WHAT IS BEING ASKED
Every line below should be set down exactly as it appears.

THE INPUT
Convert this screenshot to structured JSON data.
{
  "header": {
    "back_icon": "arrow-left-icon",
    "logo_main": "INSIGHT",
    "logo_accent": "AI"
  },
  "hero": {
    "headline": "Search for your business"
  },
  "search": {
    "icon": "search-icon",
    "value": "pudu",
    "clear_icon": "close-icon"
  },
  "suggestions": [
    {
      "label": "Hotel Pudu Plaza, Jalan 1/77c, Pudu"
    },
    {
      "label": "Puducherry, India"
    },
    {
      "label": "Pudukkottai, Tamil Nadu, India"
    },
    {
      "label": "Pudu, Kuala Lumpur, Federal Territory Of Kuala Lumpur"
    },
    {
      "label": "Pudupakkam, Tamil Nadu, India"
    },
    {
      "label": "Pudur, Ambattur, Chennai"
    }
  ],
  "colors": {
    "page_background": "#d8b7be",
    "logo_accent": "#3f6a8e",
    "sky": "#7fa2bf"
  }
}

WRITTEN SOLUTION
Convert this screenshot to structured JSON data.
{
  "header": {
    "back_icon": "arrow-left-icon",
    "logo_main": "INSIGHT",
    "logo_accent": "AI"
  },
  "hero": {
    "headline": "Search for your business"
  },
  "search": {
    "icon": "search-icon",
    "value": "pudu",
    "clear_icon": "close-icon"
  },
  "suggestions": [
    {
      "label": "Hotel Pudu Plaza, Jalan 1/77c, Pudu"
    },
    {
      "label": "Puducherry, India"
    },
    {
      "label": "Pudukkottai, Tamil Nadu, India"
    },
    {
      "label": "Pudu, Kuala Lumpur, Federal Territory Of Kuala Lumpur"
    },
    {
      "label": "Pudupakkam, Tamil Nadu, India"
    },
    {
      "label": "Pudur, Ambattur, Chennai"
    }
  ],
  "colors": {
    "page_background": "#d8b7be",
    "logo_accent": "#3f6a8e",
    "sky": "#7fa2bf"
  }
}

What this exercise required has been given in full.